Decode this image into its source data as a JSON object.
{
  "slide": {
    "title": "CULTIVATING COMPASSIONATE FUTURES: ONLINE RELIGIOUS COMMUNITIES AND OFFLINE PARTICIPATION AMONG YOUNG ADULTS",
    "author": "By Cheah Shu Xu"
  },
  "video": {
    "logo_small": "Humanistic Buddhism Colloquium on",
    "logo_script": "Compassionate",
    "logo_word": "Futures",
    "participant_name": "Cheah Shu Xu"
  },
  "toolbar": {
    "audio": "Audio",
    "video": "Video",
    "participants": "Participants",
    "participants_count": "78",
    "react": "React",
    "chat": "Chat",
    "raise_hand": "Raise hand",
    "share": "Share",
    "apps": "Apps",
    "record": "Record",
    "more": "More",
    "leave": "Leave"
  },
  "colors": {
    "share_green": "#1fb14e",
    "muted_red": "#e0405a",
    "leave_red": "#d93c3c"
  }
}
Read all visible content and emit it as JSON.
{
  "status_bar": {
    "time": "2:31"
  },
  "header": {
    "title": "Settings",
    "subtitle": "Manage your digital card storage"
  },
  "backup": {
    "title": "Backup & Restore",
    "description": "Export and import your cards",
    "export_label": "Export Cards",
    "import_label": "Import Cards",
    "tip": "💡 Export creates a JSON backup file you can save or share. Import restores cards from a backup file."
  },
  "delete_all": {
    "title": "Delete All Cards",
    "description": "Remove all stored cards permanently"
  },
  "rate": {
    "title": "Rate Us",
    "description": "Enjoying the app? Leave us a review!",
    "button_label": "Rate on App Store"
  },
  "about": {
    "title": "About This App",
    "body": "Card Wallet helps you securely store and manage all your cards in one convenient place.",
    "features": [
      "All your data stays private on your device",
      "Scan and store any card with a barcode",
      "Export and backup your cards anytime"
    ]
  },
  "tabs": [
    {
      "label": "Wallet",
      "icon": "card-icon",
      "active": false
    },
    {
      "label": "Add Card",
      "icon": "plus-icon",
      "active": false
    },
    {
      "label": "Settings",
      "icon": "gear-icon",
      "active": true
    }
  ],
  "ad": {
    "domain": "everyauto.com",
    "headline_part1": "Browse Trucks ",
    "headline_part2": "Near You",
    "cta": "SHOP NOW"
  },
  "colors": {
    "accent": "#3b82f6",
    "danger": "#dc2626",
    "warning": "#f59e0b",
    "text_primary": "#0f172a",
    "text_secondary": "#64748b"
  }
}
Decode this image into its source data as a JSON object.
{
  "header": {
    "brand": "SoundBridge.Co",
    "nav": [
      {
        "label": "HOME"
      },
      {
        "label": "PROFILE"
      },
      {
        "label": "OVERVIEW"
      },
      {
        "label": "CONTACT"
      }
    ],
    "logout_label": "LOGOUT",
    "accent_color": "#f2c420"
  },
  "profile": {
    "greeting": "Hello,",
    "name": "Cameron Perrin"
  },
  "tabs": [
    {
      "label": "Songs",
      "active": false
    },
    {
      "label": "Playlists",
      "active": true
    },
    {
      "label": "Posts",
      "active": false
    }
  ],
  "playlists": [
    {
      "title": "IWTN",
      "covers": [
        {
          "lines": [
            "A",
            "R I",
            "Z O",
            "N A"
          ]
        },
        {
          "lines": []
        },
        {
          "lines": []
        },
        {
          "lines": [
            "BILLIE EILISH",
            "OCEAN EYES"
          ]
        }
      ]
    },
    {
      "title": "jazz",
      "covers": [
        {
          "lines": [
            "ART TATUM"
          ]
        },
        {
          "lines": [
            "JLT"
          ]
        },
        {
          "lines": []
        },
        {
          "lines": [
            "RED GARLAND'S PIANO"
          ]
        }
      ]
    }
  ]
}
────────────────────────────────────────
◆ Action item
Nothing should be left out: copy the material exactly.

◆ Response area
Decode this image into its source data as a JSON object.
{
  "slide": {
    "title": "CULTIVATING COMPASSIONATE FUTURES: ONLINE RELIGIOUS COMMUNITIES AND OFFLINE PARTICIPATION AMONG YOUNG ADULTS",
    "author": "By Cheah Shu Xu"
  },
  "video": {
    "logo_small": "Humanistic Buddhism Colloquium on",
    "logo_script": "Compassionate",
    "logo_word": "Futures",
    "participant_name": "Cheah Shu Xu"
  },
  "toolbar": {
    "audio": "Audio",
    "video": "Video",
    "participants": "Participants",
    "participants_count": "78",
    "react": "React",
    "chat": "Chat",
    "raise_hand": "Raise hand",
    "share": "Share",
    "apps": "Apps",
    "record": "Record",
    "more": "More",
    "leave": "Leave"
  },
  "colors": {
    "share_green": "#1fb14e",
    "muted_red": "#e0405a",
    "leave_red": "#d93c3c"
  }
}
Read all visible content and emit it as JSON.
{
  "status_bar": {
    "time": "2:31"
  },
  "header": {
    "title": "Settings",
    "subtitle": "Manage your digital card storage"
  },
  "backup": {
    "title": "Backup & Restore",
    "description": "Export and import your cards",
    "export_label": "Export Cards",
    "import_label": "Import Cards",
    "tip": "💡 Export creates a JSON backup file you can save or share. Import restores cards from a backup file."
  },
  "delete_all": {
    "title": "Delete All Cards",
    "description": "Remove all stored cards permanently"
  },
  "rate": {
    "title": "Rate Us",
    "description": "Enjoying the app? Leave us a review!",
    "button_label": "Rate on App Store"
  },
  "about": {
    "title": "About This App",
    "body": "Card Wallet helps you securely store and manage all your cards in one convenient place.",
    "features": [
      "All your data stays private on your device",
      "Scan and store any card with a barcode",
      "Export and backup your cards anytime"
    ]
  },
  "tabs": [
    {
      "label": "Wallet",
      "icon": "card-icon",
      "active": false
    },
    {
      "label": "Add Card",
      "icon": "plus-icon",
      "active": false
    },
    {
      "label": "Settings",
      "icon": "gear-icon",
      "active": true
    }
  ],
  "ad": {
    "domain": "everyauto.com",
    "headline_part1": "Browse Trucks ",
    "headline_part2": "Near You",
    "cta": "SHOP NOW"
  },
  "colors": {
    "accent": "#3b82f6",
    "danger": "#dc2626",
    "warning": "#f59e0b",
    "text_primary": "#0f172a",
    "text_secondary": "#64748b"
  }
}
Decode this image into its source data as a JSON object.
{
  "header": {
    "brand": "SoundBridge.Co",
    "nav": [
      {
        "label": "HOME"
      },
      {
        "label": "PROFILE"
      },
      {
        "label": "OVERVIEW"
      },
      {
        "label": "CONTACT"
      }
    ],
    "logout_label": "LOGOUT",
    "accent_color": "#f2c420"
  },
  "profile": {
    "greeting": "Hello,",
    "name": "Cameron Perrin"
  },
  "tabs": [
    {
      "label": "Songs",
      "active": false
    },
    {
      "label": "Playlists",
      "active": true
    },
    {
      "label": "Posts",
      "active": false
    }
  ],
  "playlists": [
    {
      "title": "IWTN",
      "covers": [
        {
          "lines": [
            "A",
            "R I",
            "Z O",
            "N A"
          ]
        },
        {
          "lines": []
        },
        {
          "lines": []
        },
        {
          "lines": [
            "BILLIE EILISH",
            "OCEAN EYES"
          ]
        }
      ]
    },
    {
      "title": "jazz",
      "covers": [
        {
          "lines": [
            "ART TATUM"
          ]
        },
        {
          "lines": [
            "JLT"
          ]
        },
        {
          "lines": []
        },
        {
          "lines": [
            "RED GARLAND'S PIANO"
          ]
        }
      ]
    }
  ]
}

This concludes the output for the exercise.